• **Recorded data**

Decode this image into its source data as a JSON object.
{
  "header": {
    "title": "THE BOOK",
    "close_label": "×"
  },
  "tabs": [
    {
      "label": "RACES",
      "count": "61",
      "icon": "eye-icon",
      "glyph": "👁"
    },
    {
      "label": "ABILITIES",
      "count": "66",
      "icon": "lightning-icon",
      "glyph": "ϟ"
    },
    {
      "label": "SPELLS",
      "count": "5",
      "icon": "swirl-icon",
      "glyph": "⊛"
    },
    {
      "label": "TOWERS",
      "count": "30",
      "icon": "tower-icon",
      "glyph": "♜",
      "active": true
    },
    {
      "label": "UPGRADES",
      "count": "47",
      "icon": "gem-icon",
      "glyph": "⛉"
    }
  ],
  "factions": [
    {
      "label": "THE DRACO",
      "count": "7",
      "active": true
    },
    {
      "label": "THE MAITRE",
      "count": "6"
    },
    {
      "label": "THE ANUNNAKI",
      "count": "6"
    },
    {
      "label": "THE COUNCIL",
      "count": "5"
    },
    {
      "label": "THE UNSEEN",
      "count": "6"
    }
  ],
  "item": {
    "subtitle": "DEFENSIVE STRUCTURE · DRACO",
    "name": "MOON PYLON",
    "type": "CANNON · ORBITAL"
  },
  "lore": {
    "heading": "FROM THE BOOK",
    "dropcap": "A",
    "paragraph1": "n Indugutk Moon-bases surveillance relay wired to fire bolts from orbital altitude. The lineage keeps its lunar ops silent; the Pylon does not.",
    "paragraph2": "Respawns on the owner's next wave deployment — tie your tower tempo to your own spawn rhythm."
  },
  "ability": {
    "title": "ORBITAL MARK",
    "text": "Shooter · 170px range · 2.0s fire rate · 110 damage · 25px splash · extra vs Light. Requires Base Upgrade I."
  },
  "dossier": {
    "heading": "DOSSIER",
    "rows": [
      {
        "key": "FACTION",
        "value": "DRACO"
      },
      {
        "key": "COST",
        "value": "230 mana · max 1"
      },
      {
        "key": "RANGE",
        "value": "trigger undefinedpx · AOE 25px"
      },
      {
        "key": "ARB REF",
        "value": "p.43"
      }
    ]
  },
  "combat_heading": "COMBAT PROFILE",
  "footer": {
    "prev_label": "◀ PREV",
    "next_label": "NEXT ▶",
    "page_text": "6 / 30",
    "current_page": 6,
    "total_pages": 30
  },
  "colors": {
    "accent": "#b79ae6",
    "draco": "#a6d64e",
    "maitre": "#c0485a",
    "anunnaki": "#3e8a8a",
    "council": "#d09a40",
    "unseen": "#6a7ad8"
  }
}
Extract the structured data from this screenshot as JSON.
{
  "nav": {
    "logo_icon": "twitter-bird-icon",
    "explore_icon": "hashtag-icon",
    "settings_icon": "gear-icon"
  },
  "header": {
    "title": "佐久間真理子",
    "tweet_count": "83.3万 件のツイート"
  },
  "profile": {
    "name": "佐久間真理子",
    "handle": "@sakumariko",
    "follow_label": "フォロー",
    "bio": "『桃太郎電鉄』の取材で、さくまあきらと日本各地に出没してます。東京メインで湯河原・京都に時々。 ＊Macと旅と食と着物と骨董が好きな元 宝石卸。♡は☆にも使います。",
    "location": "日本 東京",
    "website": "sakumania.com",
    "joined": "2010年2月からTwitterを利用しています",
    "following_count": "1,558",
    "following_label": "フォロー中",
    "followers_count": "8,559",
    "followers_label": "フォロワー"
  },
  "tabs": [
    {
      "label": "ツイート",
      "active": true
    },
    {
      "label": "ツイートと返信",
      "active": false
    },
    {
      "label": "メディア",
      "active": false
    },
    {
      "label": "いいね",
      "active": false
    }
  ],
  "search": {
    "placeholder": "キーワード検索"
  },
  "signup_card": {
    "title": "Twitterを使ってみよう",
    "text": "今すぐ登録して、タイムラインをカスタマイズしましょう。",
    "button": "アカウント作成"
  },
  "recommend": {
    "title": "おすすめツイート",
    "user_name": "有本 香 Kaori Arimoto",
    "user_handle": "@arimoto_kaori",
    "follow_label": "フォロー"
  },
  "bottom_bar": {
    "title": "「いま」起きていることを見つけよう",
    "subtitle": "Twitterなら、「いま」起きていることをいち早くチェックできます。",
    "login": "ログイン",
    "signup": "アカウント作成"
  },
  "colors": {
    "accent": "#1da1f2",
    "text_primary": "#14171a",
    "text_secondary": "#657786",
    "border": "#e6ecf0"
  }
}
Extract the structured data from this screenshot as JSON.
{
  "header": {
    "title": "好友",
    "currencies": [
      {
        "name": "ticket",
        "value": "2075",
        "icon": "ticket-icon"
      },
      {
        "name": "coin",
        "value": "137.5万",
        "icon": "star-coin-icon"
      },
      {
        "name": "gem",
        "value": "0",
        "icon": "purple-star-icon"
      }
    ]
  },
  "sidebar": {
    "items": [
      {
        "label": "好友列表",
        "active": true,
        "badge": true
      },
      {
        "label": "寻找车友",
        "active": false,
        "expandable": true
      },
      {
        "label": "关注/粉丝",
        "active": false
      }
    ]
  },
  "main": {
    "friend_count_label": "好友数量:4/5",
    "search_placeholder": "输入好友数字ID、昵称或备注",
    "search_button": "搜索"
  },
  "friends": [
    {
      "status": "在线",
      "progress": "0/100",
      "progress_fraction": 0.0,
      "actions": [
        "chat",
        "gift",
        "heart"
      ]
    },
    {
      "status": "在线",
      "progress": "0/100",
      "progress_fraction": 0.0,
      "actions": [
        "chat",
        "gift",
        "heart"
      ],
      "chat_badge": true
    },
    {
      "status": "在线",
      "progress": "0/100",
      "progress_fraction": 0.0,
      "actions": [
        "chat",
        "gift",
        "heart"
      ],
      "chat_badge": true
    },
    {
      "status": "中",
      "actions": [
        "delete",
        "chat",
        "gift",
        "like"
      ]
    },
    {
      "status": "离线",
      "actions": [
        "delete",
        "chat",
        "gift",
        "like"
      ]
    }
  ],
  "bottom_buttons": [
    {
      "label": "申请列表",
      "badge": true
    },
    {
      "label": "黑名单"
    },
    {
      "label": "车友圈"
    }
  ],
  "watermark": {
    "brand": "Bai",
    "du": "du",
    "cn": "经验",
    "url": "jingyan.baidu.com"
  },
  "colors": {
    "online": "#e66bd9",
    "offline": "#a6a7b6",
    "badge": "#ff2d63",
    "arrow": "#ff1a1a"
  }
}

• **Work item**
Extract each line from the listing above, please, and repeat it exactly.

• **Result**
Decode this image into its source data as a JSON object.
{
  "header": {
    "title": "THE BOOK",
    "close_label": "×"
  },
  "tabs": [
    {
      "label": "RACES",
      "count": "61",
      "icon": "eye-icon",
      "glyph": "👁"
    },
    {
      "label": "ABILITIES",
      "count": "66",
      "icon": "lightning-icon",
      "glyph": "ϟ"
    },
    {
      "label": "SPELLS",
      "count": "5",
      "icon": "swirl-icon",
      "glyph": "⊛"
    },
    {
      "label": "TOWERS",
      "count": "30",
      "icon": "tower-icon",
      "glyph": "♜",
      "active": true
    },
    {
      "label": "UPGRADES",
      "count": "47",
      "icon": "gem-icon",
      "glyph": "⛉"
    }
  ],
  "factions": [
    {
      "label": "THE DRACO",
      "count": "7",
      "active": true
    },
    {
      "label": "THE MAITRE",
      "count": "6"
    },
    {
      "label": "THE ANUNNAKI",
      "count": "6"
    },
    {
      "label": "THE COUNCIL",
      "count": "5"
    },
    {
      "label": "THE UNSEEN",
      "count": "6"
    }
  ],
  "item": {
    "subtitle": "DEFENSIVE STRUCTURE · DRACO",
    "name": "MOON PYLON",
    "type": "CANNON · ORBITAL"
  },
  "lore": {
    "heading": "FROM THE BOOK",
    "dropcap": "A",
    "paragraph1": "n Indugutk Moon-bases surveillance relay wired to fire bolts from orbital altitude. The lineage keeps its lunar ops silent; the Pylon does not.",
    "paragraph2": "Respawns on the owner's next wave deployment — tie your tower tempo to your own spawn rhythm."
  },
  "ability": {
    "title": "ORBITAL MARK",
    "text": "Shooter · 170px range · 2.0s fire rate · 110 damage · 25px splash · extra vs Light. Requires Base Upgrade I."
  },
  "dossier": {
    "heading": "DOSSIER",
    "rows": [
      {
        "key": "FACTION",
        "value": "DRACO"
      },
      {
        "key": "COST",
        "value": "230 mana · max 1"
      },
      {
        "key": "RANGE",
        "value": "trigger undefinedpx · AOE 25px"
      },
      {
        "key": "ARB REF",
        "value": "p.43"
      }
    ]
  },
  "combat_heading": "COMBAT PROFILE",
  "footer": {
    "prev_label": "◀ PREV",
    "next_label": "NEXT ▶",
    "page_text": "6 / 30",
    "current_page": 6,
    "total_pages": 30
  },
  "colors": {
    "accent": "#b79ae6",
    "draco": "#a6d64e",
    "maitre": "#c0485a",
    "anunnaki": "#3e8a8a",
    "council": "#d09a40",
    "unseen": "#6a7ad8"
  }
}
Extract the structured data from this screenshot as JSON.
{
  "nav": {
    "logo_icon": "twitter-bird-icon",
    "explore_icon": "hashtag-icon",
    "settings_icon": "gear-icon"
  },
  "header": {
    "title": "佐久間真理子",
    "tweet_count": "83.3万 件のツイート"
  },
  "profile": {
    "name": "佐久間真理子",
    "handle": "@sakumariko",
    "follow_label": "フォロー",
    "bio": "『桃太郎電鉄』の取材で、さくまあきらと日本各地に出没してます。東京メインで湯河原・京都に時々。 ＊Macと旅と食と着物と骨董が好きな元 宝石卸。♡は☆にも使います。",
    "location": "日本 東京",
    "website": "sakumania.com",
    "joined": "2010年2月からTwitterを利用しています",
    "following_count": "1,558",
    "following_label": "フォロー中",
    "followers_count": "8,559",
    "followers_label": "フォロワー"
  },
  "tabs": [
    {
      "label": "ツイート",
      "active": true
    },
    {
      "label": "ツイートと返信",
      "active": false
    },
    {
      "label": "メディア",
      "active": false
    },
    {
      "label": "いいね",
      "active": false
    }
  ],
  "search": {
    "placeholder": "キーワード検索"
  },
  "signup_card": {
    "title": "Twitterを使ってみよう",
    "text": "今すぐ登録して、タイムラインをカスタマイズしましょう。",
    "button": "アカウント作成"
  },
  "recommend": {
    "title": "おすすめツイート",
    "user_name": "有本 香 Kaori Arimoto",
    "user_handle": "@arimoto_kaori",
    "follow_label": "フォロー"
  },
  "bottom_bar": {
    "title": "「いま」起きていることを見つけよう",
    "subtitle": "Twitterなら、「いま」起きていることをいち早くチェックできます。",
    "login": "ログイン",
    "signup": "アカウント作成"
  },
  "colors": {
    "accent": "#1da1f2",
    "text_primary": "#14171a",
    "text_secondary": "#657786",
    "border": "#e6ecf0"
  }
}
Extract the structured data from this screenshot as JSON.
{
  "header": {
    "title": "好友",
    "currencies": [
      {
        "name": "ticket",
        "value": "2075",
        "icon": "ticket-icon"
      },
      {
        "name": "coin",
        "value": "137.5万",
        "icon": "star-coin-icon"
      },
      {
        "name": "gem",
        "value": "0",
        "icon": "purple-star-icon"
      }
    ]
  },
  "sidebar": {
    "items": [
      {
        "label": "好友列表",
        "active": true,
        "badge": true
      },
      {
        "label": "寻找车友",
        "active": false,
        "expandable": true
      },
      {
        "label": "关注/粉丝",
        "active": false
      }
    ]
  },
  "main": {
    "friend_count_label": "好友数量:4/5",
    "search_placeholder": "输入好友数字ID、昵称或备注",
    "search_button": "搜索"
  },
  "friends": [
    {
      "status": "在线",
      "progress": "0/100",
      "progress_fraction": 0.0,
      "actions": [
        "chat",
        "gift",
        "heart"
      ]
    },
    {
      "status": "在线",
      "progress": "0/100",
      "progress_fraction": 0.0,
      "actions": [
        "chat",
        "gift",
        "heart"
      ],
      "chat_badge": true
    },
    {
      "status": "在线",
      "progress": "0/100",
      "progress_fraction": 0.0,
      "actions": [
        "chat",
        "gift",
        "heart"
      ],
      "chat_badge": true
    },
    {
      "status": "中",
      "actions": [
        "delete",
        "chat",
        "gift",
        "like"
      ]
    },
    {
      "status": "离线",
      "actions": [
        "delete",
        "chat",
        "gift",
        "like"
      ]
    }
  ],
  "bottom_buttons": [
    {
      "label": "申请列表",
      "badge": true
    },
    {
      "label": "黑名单"
    },
    {
      "label": "车友圈"
    }
  ],
  "watermark": {
    "brand": "Bai",
    "du": "du",
    "cn": "经验",
    "url": "jingyan.baidu.com"
  },
  "colors": {
    "online": "#e66bd9",
    "offline": "#a6a7b6",
    "badge": "#ff2d63",
    "arrow": "#ff1a1a"
  }
}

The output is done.